> _Exercise prompt_:
Copy every record below exactly as it stands.

> _Website and app data records_:
+---+

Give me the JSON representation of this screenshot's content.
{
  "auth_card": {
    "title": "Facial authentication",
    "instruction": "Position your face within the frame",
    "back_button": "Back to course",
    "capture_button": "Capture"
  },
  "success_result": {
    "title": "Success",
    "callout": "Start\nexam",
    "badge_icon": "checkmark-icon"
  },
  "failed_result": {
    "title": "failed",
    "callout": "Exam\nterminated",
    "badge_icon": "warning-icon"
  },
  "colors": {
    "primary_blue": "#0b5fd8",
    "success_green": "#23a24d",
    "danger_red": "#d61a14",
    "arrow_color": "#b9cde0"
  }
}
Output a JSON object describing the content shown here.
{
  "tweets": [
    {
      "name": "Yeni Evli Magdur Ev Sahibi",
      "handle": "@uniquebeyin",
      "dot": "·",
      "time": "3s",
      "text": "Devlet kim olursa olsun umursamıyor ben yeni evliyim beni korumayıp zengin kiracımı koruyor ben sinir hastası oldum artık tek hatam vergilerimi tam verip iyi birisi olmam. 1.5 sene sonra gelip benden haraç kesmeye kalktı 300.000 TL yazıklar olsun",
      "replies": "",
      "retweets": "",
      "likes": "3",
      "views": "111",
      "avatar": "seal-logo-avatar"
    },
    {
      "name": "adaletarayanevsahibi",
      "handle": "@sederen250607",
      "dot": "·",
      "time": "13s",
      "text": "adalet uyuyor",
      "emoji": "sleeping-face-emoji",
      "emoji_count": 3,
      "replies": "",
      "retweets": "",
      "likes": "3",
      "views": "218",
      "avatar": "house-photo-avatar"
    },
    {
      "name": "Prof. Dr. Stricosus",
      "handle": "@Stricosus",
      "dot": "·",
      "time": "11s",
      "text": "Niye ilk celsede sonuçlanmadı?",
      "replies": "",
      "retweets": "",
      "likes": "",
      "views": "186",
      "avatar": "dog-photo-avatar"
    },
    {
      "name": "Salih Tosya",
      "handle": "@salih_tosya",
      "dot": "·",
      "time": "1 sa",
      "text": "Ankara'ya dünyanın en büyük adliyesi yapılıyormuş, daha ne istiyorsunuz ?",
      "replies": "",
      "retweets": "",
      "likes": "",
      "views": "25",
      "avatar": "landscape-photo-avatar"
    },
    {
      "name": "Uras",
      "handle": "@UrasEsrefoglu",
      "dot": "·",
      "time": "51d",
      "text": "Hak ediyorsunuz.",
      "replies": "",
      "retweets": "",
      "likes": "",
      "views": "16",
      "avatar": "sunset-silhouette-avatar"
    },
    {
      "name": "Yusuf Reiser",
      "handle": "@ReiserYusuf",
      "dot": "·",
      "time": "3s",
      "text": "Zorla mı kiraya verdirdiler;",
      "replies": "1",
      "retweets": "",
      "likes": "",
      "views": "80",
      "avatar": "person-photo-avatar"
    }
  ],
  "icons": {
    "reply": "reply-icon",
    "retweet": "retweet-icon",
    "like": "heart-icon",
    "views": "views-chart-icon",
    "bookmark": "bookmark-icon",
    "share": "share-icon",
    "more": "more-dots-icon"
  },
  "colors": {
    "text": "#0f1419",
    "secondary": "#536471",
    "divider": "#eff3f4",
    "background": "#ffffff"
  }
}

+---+

> _Response area_:
Give me the JSON representation of this screenshot's content.
{
  "auth_card": {
    "title": "Facial authentication",
    "instruction": "Position your face within the frame",
    "back_button": "Back to course",
    "capture_button": "Capture"
  },
  "success_result": {
    "title": "Success",
    "callout": "Start\nexam",
    "badge_icon": "checkmark-icon"
  },
  "failed_result": {
    "title": "failed",
    "callout": "Exam\nterminated",
    "badge_icon": "warning-icon"
  },
  "colors": {
    "primary_blue": "#0b5fd8",
    "success_green": "#23a24d",
    "danger_red": "#d61a14",
    "arrow_color": "#b9cde0"
  }
}
Output a JSON object describing the content shown here.
{
  "tweets": [
    {
      "name": "Yeni Evli Magdur Ev Sahibi",
      "handle": "@uniquebeyin",
      "dot": "·",
      "time": "3s",
      "text": "Devlet kim olursa olsun umursamıyor ben yeni evliyim beni korumayıp zengin kiracımı koruyor ben sinir hastası oldum artık tek hatam vergilerimi tam verip iyi birisi olmam. 1.5 sene sonra gelip benden haraç kesmeye kalktı 300.000 TL yazıklar olsun",
      "replies": "",
      "retweets": "",
      "likes": "3",
      "views": "111",
      "avatar": "seal-logo-avatar"
    },
    {
      "name": "adaletarayanevsahibi",
      "handle": "@sederen250607",
      "dot": "·",
      "time": "13s",
      "text": "adalet uyuyor",
      "emoji": "sleeping-face-emoji",
      "emoji_count": 3,
      "replies": "",
      "retweets": "",
      "likes": "3",
      "views": "218",
      "avatar": "house-photo-avatar"
    },
    {
      "name": "Prof. Dr. Stricosus",
      "handle": "@Stricosus",
      "dot": "·",
      "time": "11s",
      "text": "Niye ilk celsede sonuçlanmadı?",
      "replies": "",
      "retweets": "",
      "likes": "",
      "views": "186",
      "avatar": "dog-photo-avatar"
    },
    {
      "name": "Salih Tosya",
      "handle": "@salih_tosya",
      "dot": "·",
      "time": "1 sa",
      "text": "Ankara'ya dünyanın en büyük adliyesi yapılıyormuş, daha ne istiyorsunuz ?",
      "replies": "",
      "retweets": "",
      "likes": "",
      "views": "25",
      "avatar": "landscape-photo-avatar"
    },
    {
      "name": "Uras",
      "handle": "@UrasEsrefoglu",
      "dot": "·",
      "time": "51d",
      "text": "Hak ediyorsunuz.",
      "replies": "",
      "retweets": "",
      "likes": "",
      "views": "16",
      "avatar": "sunset-silhouette-avatar"
    },
    {
      "name": "Yusuf Reiser",
      "handle": "@ReiserYusuf",
      "dot": "·",
      "time": "3s",
      "text": "Zorla mı kiraya verdirdiler;",
      "replies": "1",
      "retweets": "",
      "likes": "",
      "views": "80",
      "avatar": "person-photo-avatar"
    }
  ],
  "icons": {
    "reply": "reply-icon",
    "retweet": "retweet-icon",
    "like": "heart-icon",
    "views": "views-chart-icon",
    "bookmark": "bookmark-icon",
    "share": "share-icon",
    "more": "more-dots-icon"
  },
  "colors": {
    "text": "#0f1419",
    "secondary": "#536471",
    "divider": "#eff3f4",
    "background": "#ffffff"
  }
}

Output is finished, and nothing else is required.